Wrong sort of American
Sir: As Cooper Brown trashes yet another part of our country and culture, this time the Proms (7 September) one can only hope that he will soon be as fed up with his presence here as we are and return home. Incidentally, had Cooper studied the programme for the Prom he attended (Prom 62 on 31 August is the only one that fits his description) he would have discovered that the soloist was the most welcome Richard Goode, who is, of course, an American.
Sir: For the sake of clarification, I would like to respond to the letter (11 September) by Professor Tipu Aziz. Your readers should be reminded that it was not I but your writer Dominic Lawson who made the incorrect assertion that Aziz discovered the technique of deep brain stimulation "through experimentation on the brains of live chimpanzees". I merely pointed out this error in my letter printed on 7 August.
ANDRE MENACHE MRCVS
SCIENTIFIC CONSULTANT TO ANIMAL AID, TONBRIDGE, KENT

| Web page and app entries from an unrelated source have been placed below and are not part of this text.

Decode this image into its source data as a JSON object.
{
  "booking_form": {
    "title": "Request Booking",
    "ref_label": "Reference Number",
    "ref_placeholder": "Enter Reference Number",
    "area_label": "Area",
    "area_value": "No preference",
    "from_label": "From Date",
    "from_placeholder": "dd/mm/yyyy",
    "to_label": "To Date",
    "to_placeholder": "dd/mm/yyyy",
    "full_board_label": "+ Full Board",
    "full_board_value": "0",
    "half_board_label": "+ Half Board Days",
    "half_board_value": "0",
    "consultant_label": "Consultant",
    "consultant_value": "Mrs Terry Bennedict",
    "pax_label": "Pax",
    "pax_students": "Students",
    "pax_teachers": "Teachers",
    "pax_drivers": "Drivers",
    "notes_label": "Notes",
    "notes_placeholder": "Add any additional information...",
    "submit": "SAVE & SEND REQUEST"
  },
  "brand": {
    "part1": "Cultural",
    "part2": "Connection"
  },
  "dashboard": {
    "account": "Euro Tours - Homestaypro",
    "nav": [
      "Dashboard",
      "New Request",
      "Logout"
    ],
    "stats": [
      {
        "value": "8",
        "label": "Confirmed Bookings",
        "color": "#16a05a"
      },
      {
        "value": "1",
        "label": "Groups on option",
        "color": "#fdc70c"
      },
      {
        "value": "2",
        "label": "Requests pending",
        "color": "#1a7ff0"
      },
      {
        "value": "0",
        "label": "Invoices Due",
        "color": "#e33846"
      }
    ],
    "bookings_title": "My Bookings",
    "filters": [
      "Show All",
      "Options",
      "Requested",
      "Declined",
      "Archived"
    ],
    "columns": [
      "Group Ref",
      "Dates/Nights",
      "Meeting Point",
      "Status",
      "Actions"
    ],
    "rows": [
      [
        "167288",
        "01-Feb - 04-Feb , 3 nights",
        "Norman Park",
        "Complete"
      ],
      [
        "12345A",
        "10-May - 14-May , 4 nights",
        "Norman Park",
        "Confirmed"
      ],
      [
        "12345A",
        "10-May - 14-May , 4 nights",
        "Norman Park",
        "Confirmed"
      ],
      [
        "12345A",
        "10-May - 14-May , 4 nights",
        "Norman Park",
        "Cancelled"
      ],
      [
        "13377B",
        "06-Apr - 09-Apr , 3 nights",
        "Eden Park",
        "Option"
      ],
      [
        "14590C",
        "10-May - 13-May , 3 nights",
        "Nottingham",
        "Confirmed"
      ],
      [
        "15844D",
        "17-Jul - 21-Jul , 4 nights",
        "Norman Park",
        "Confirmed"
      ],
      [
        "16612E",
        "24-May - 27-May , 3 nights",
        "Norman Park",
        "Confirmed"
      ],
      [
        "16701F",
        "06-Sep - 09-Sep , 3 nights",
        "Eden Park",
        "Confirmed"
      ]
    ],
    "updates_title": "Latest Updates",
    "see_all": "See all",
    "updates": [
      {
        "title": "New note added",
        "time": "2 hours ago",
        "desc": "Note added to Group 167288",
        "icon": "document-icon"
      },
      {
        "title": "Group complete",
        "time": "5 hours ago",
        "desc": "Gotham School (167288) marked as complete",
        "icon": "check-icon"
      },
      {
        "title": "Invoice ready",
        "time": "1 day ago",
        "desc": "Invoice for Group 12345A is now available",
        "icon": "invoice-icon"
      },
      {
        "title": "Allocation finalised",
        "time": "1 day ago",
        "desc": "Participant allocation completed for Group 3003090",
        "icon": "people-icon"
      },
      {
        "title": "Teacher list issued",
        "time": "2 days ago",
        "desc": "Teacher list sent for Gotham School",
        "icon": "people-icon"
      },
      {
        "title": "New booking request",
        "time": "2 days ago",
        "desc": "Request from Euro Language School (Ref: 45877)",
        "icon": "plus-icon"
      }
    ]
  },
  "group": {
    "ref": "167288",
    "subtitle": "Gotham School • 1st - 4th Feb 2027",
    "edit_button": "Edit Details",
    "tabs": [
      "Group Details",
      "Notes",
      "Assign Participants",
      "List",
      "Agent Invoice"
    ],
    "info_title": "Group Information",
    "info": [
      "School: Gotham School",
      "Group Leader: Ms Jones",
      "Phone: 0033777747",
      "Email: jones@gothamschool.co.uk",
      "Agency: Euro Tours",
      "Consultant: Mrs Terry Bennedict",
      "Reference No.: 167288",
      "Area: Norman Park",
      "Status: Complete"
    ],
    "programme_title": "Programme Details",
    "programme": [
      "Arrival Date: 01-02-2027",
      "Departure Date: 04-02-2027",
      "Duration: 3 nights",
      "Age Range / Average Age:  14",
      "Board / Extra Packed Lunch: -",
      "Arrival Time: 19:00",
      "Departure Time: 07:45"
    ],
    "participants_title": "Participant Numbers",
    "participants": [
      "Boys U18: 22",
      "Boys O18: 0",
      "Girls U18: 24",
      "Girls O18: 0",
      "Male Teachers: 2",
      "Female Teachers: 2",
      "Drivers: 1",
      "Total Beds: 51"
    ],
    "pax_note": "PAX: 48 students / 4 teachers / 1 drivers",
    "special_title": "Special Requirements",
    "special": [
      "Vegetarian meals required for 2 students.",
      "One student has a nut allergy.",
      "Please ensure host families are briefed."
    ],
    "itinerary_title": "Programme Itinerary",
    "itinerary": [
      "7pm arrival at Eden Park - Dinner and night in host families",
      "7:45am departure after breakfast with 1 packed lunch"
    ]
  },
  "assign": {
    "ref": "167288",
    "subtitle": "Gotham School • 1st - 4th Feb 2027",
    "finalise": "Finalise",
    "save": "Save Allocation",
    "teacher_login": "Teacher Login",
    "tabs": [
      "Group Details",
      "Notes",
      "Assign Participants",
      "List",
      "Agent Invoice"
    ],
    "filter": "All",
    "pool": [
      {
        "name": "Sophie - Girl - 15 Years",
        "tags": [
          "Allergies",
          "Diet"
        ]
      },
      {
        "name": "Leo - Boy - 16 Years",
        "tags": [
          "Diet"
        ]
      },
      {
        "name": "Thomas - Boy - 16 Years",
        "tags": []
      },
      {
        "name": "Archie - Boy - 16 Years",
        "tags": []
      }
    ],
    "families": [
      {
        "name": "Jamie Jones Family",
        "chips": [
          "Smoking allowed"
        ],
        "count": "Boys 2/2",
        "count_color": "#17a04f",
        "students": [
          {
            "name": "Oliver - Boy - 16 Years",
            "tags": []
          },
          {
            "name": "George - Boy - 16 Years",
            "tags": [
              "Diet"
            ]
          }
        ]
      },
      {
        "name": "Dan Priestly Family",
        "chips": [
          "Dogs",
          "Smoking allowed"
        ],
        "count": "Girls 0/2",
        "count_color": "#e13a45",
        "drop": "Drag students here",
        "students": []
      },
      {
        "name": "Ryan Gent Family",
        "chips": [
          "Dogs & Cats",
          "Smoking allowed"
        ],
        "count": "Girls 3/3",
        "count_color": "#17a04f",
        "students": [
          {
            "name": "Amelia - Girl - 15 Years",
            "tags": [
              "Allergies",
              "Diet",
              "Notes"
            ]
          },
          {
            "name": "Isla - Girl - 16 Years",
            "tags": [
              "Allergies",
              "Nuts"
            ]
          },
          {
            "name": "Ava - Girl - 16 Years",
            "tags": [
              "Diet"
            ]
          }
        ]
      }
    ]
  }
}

Sir: I must take issue with Morris Graham's recipe for that very special comfort food, the Marmite sandwich (letters, 5 September). The toast must be warm when the butter is spread, and not cold as he suggests. The Marmite should be spread on the toast as thickly as your taste permits. The melted butter and Marmite mix and are absorbed in part by the toast. Try both his method and mine; I guarantee that you will enjoy mine more.